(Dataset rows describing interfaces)
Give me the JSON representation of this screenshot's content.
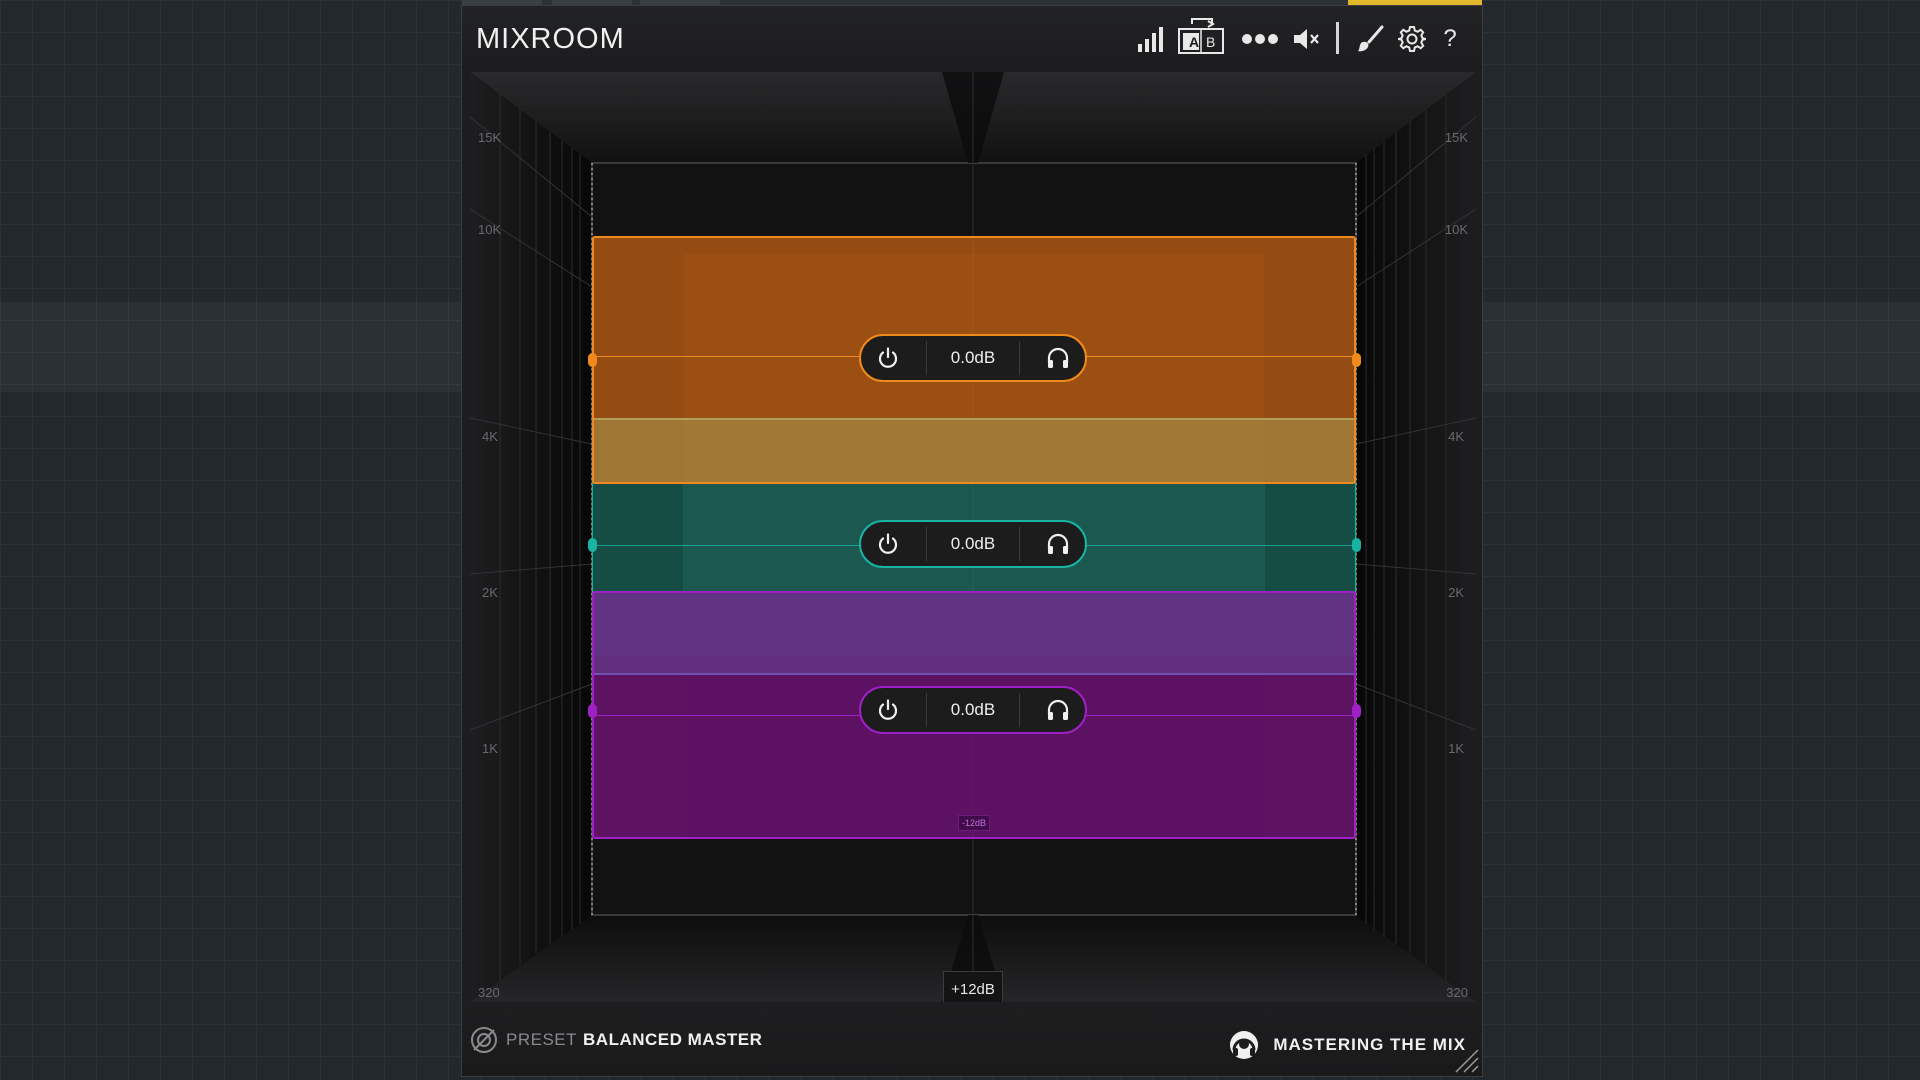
{
  "app": {
    "title": "MIXROOM",
    "colors": {
      "orange": "#f08a1c",
      "teal": "#17b4a4",
      "purple": "#a020c8",
      "host_accent": "#e2b72a"
    }
  },
  "toolbar": {
    "icons": [
      "meters-icon",
      "ab-compare-icon",
      "more-icon",
      "mute-icon",
      "brush-icon",
      "settings-icon",
      "help-icon"
    ],
    "ab_a": "A",
    "ab_b": "B",
    "help": "?"
  },
  "axis": {
    "left": [
      "15K",
      "10K",
      "4K",
      "2K",
      "1K",
      "320"
    ],
    "right": [
      "15K",
      "10K",
      "4K",
      "2K",
      "1K",
      "320"
    ]
  },
  "bands": [
    {
      "name": "high",
      "gain": "0.0dB",
      "color": "#f08a1c"
    },
    {
      "name": "mid",
      "gain": "0.0dB",
      "color": "#17b4a4"
    },
    {
      "name": "low",
      "gain": "0.0dB",
      "color": "#a020c8"
    }
  ],
  "scale": {
    "bottom_marker": "-12dB",
    "gain_readout": "+12dB"
  },
  "footer": {
    "preset_prefix": "PRESET",
    "preset_name": "BALANCED MASTER",
    "brand": "MASTERING THE MIX"
  }
}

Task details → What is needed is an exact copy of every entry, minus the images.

Completed task →
Give me the JSON representation of this screenshot's content.
{
  "app": {
    "title": "MIXROOM",
    "colors": {
      "orange": "#f08a1c",
      "teal": "#17b4a4",
      "purple": "#a020c8",
      "host_accent": "#e2b72a"
    }
  },
  "toolbar": {
    "icons": [
      "meters-icon",
      "ab-compare-icon",
      "more-icon",
      "mute-icon",
      "brush-icon",
      "settings-icon",
      "help-icon"
    ],
    "ab_a": "A",
    "ab_b": "B",
    "help": "?"
  },
  "axis": {
    "left": [
      "15K",
      "10K",
      "4K",
      "2K",
      "1K",
      "320"
    ],
    "right": [
      "15K",
      "10K",
      "4K",
      "2K",
      "1K",
      "320"
    ]
  },
  "bands": [
    {
      "name": "high",
      "gain": "0.0dB",
      "color": "#f08a1c"
    },
    {
      "name": "mid",
      "gain": "0.0dB",
      "color": "#17b4a4"
    },
    {
      "name": "low",
      "gain": "0.0dB",
      "color": "#a020c8"
    }
  ],
  "scale": {
    "bottom_marker": "-12dB",
    "gain_readout": "+12dB"
  },
  "footer": {
    "preset_prefix": "PRESET",
    "preset_name": "BALANCED MASTER",
    "brand": "MASTERING THE MIX"
  }
}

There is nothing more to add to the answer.